25. The graven images of their gods. He again impresses upon them the object of the destruction of the nations, but he goes further than before. He had before forbidden them to worship their gods. He now commands them to consume their graven images with fire, for since the people were prone to superstition, such snares might easily have alienated them from God’s pure worship. Nor does he command them merely to melt the gold and silver so as to alter its shape, but he altogether interdicts its use, since it would be a contagious plague; for he shews how greatly God abominates idols, inasmuch as whosoever should touch the materials of which they were molten, would contract pollution and become accursed. This great severity might indeed seem to condemn the metals which were created for man’s use, as if they were impure, and as if the perfectness of natural things was liable to be corrupted by man. But in this way idolaters would contaminate the sun and moon, when falsely regarding them as objects of corrupt worship; and it must be answered that the gold and silver itself was by no means polluted by this impious abuse; but that, although free from all stain in itself, it was polluted in respect to the people. Such was the uncleanness of animals, not that they had in themselves any pollution, but because God had interdicted their being eaten. The pollution therefore which is now mentioned arises from a similar prohibition; for otherwise the ignorant people could not be restrained, and hence God would have that to be abominable which in itself was pure.
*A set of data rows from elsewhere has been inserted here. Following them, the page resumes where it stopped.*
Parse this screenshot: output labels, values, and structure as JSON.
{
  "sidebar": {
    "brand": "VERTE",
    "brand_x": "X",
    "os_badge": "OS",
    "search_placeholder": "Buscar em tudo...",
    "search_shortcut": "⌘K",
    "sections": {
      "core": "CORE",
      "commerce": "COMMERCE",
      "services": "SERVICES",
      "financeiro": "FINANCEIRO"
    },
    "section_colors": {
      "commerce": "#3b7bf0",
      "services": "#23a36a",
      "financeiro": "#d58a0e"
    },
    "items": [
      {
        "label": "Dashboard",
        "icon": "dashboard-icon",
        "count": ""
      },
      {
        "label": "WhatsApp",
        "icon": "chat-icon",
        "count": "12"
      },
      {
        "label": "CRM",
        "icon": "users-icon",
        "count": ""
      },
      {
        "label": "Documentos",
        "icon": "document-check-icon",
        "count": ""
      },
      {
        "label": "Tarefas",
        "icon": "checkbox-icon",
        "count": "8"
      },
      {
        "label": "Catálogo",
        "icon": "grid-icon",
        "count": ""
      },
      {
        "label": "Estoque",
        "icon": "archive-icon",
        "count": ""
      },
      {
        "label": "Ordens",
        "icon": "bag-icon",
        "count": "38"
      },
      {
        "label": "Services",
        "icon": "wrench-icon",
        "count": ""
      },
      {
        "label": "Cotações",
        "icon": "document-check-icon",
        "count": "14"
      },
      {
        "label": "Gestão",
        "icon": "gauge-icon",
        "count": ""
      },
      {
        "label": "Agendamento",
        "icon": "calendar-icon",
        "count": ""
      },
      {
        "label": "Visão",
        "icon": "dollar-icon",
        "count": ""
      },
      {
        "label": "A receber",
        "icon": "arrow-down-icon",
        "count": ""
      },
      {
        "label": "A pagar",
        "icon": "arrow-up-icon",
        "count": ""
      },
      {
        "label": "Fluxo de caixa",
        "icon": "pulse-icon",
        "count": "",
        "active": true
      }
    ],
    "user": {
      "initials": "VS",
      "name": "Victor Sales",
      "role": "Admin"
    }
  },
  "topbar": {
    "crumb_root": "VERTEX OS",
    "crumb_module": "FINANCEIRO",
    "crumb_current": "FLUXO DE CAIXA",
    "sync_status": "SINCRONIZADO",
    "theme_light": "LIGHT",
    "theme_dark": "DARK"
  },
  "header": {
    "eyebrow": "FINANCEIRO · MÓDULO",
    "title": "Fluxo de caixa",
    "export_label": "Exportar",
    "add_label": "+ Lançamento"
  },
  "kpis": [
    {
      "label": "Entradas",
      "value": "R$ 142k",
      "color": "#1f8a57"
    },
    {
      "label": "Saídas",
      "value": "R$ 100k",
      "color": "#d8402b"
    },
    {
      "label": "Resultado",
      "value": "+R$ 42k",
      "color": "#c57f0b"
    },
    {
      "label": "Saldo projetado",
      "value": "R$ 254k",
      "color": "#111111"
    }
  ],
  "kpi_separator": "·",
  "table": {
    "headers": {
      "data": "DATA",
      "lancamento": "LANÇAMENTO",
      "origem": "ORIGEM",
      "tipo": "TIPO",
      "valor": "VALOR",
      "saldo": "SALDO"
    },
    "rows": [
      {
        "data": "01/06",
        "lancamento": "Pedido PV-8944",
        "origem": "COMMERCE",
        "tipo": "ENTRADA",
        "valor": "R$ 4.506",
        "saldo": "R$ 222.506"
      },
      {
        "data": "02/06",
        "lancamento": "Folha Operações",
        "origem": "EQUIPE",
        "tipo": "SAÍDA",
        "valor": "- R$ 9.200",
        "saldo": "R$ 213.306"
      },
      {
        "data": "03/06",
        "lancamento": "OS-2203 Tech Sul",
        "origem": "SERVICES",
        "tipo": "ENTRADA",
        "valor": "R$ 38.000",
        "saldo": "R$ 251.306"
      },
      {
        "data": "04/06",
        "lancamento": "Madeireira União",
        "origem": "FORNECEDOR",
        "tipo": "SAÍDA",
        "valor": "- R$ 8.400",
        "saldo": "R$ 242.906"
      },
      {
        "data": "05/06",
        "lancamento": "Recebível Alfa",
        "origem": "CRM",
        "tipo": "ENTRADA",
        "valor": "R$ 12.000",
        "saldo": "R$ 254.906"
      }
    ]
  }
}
Still this was a political precept, and only given temporarily to the ancient people; yet we gather from it how detestable idolatry is, which even infects the works of God themselves with its own filthiness.